The exhibit about the Forward was enthralling in a different way--interesting to see how important this newspaper became to new immigrants, especially its Bintel Brief (translated from "A Bunch of Letters"), which was an early advice column predating Dear Abby! It was also interesting for a politically liberal paper to give this advice to a man who wanted to marry a non-Jewish woman: "Don't do it. You will have nothing in common with her because of the difference in your backgrounds." So even though the focus of the paper was on helping immigrants assimilate, there was only so much assimilation actually acceptable.

Robert Moses was the middle child of a very assimilated family who most likely did not read the Forward.

Friday, May 25, 2007

A Satisfying Dinner

There is nothing better than a satisfying, home-cooked dinner with a glass of good wine (Lindemans Bin 65 Chardonnay 2005). I picked up some wild perch from Lake Victoria at Fairway today on my way home from the gym. I have vowed never again to eat farmed fish since I read that some farmed tilapia from Vietnam comes from the polluted Mekong Delta--eww!

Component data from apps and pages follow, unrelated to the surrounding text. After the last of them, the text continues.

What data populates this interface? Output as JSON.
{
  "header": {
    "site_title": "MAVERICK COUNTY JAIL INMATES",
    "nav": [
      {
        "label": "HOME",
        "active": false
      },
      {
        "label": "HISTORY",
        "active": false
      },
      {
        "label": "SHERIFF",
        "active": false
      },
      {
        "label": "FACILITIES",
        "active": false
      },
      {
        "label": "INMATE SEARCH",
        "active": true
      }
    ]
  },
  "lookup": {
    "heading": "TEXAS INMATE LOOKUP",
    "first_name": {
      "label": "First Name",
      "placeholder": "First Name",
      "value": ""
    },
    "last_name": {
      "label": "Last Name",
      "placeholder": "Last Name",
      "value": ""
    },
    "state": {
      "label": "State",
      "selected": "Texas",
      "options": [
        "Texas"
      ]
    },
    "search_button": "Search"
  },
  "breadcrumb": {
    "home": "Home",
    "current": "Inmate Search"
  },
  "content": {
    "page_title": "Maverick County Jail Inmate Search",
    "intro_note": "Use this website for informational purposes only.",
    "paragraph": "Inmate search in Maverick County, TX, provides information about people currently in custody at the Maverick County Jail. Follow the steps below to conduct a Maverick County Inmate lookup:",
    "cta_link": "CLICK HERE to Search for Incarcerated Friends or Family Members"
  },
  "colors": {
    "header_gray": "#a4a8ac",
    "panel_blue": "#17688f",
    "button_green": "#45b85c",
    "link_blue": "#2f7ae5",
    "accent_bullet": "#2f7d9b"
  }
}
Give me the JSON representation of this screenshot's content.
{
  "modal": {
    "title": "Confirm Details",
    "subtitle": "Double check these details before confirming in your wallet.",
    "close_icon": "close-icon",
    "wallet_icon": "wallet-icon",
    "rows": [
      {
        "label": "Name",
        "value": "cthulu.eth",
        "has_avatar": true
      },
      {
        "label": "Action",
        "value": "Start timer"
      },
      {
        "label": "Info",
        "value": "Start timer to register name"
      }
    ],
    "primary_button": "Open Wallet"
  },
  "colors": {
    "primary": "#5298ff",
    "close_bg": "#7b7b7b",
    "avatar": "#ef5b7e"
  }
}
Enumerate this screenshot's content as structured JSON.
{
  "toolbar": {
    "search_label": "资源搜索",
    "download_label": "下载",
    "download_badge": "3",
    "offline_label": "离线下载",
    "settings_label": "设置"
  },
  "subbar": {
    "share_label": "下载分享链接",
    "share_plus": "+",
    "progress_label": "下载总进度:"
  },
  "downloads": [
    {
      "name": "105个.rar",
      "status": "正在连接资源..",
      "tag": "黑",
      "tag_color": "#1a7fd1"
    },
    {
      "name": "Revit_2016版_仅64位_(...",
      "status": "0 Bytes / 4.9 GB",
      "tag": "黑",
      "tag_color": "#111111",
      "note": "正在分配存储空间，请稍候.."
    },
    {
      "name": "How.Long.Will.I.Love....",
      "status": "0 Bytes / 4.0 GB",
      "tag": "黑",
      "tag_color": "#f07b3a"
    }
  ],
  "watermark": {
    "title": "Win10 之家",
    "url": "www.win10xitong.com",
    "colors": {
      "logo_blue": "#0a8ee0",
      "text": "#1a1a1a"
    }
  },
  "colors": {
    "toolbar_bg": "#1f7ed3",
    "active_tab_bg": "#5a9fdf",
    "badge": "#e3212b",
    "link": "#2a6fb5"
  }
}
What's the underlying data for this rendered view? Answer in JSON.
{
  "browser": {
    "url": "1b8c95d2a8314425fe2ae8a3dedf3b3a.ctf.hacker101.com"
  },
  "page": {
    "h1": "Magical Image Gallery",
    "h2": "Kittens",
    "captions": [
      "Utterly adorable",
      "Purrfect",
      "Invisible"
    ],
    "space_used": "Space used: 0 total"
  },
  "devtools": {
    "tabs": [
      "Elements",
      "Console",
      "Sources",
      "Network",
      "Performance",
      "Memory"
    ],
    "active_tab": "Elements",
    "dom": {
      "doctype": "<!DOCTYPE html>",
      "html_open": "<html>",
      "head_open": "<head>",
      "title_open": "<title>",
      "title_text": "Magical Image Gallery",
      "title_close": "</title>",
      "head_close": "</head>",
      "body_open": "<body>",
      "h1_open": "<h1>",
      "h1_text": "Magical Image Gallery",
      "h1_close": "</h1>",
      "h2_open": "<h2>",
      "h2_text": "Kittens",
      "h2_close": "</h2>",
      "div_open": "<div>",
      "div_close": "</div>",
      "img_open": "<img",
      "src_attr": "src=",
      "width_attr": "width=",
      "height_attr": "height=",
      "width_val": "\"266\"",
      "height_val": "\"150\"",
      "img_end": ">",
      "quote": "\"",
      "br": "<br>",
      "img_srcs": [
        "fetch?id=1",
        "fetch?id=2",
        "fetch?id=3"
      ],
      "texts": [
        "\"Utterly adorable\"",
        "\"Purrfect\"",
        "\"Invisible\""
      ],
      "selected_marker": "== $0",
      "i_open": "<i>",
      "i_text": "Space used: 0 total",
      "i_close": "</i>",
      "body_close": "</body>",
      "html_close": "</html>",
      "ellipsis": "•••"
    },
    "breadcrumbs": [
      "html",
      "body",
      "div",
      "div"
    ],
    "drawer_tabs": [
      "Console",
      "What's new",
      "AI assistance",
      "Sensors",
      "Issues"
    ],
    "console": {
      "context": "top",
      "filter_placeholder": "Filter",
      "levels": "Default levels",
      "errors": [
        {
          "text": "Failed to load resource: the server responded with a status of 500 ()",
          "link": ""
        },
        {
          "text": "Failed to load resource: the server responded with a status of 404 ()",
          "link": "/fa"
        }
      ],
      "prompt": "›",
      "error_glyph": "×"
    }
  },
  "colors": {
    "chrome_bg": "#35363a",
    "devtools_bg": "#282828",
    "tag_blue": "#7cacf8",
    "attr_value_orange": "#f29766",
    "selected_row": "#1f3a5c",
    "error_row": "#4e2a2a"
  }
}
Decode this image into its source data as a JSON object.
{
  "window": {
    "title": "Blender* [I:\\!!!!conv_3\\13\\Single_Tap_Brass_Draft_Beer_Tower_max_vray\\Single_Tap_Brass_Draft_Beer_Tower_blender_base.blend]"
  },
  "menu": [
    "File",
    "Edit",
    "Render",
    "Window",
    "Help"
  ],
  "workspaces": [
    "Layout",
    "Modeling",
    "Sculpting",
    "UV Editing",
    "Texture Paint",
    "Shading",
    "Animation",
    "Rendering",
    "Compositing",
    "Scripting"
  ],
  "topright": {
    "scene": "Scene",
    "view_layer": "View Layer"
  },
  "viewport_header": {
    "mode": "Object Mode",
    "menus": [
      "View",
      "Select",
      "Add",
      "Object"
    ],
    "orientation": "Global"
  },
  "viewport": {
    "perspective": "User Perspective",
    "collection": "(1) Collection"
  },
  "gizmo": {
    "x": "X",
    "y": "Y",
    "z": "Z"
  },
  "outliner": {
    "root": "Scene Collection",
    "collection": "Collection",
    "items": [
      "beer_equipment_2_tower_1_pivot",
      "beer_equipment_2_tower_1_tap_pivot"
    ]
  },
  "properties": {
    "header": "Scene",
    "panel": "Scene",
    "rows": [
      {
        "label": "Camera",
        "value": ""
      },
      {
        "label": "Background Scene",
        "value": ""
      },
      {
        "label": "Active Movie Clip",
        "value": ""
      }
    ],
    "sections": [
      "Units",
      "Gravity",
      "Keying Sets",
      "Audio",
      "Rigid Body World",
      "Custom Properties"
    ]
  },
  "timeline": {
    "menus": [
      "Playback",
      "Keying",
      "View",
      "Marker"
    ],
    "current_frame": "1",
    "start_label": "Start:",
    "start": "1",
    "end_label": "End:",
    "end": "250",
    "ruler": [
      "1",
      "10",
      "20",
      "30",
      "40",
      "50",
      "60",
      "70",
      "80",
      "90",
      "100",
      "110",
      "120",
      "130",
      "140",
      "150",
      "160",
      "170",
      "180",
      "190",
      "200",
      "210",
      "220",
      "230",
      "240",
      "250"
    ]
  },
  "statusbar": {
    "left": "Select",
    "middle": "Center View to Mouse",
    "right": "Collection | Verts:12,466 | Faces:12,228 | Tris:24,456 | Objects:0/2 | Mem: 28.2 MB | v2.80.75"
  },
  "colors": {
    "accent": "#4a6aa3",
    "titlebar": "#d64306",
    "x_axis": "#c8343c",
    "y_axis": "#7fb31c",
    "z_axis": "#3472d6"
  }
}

Anyway, I adapted Emily's flounder recipe to cook the perch--here's how it goes: Marinate the fish in a shallow dish in which you have combined about a tablespoon each of lime juice and soy sauce. (You can also add some chopped parsley if you have it.) While that's marinating, saute 3 sliced button mushrooms in some oil, then put the fish and marinade atop the mushrooms, cover, and cook a few minutes until the fish is done and flakes easily. If you have company, increase the ingredients accordingly. Tonight I dined alone.

I also took the rest of the baby carrots and asparagus and roasted them with a little olive oil in the meantime. After they were done, I sprinkled them with Chef's Salt (a homemade mixture of late chef Louis Szathmary consisting of 1 cup salt, 1 tablespoon Spanish or Hungarian paprika, 1 teaspoon freshly ground black pepper, 1/4 teaspoon white pepper, 1/4 teaspoon garlic salt). This makes a lot, but never fear--it doesn't spoil and is especially wonderful on scrambled eggs.

I could really taste the difference between this wild fish and the farmed fish I had the last time I made this--long live all wild things!

Thursday, May 24, 2007

Unreasonable Hope

It's a beautiful spring evening here in New York. Sometimes when the weather gets warm I get a little restless and even though I've had a full day, the urge to go out and savor the energy of warm weather by immersing myself in it overtakes me. And so it did tonight.

The new season fills me with unreasonable hope--despite the fact that someone whose ad I answered never called when he said he would (probably dealing with all the other responses he's gotten that have turned his head), twice disappointing me. But the disappointment is softer than it used to be--as I said, unreasonable hope! Maybe that's the only kind of hope there is.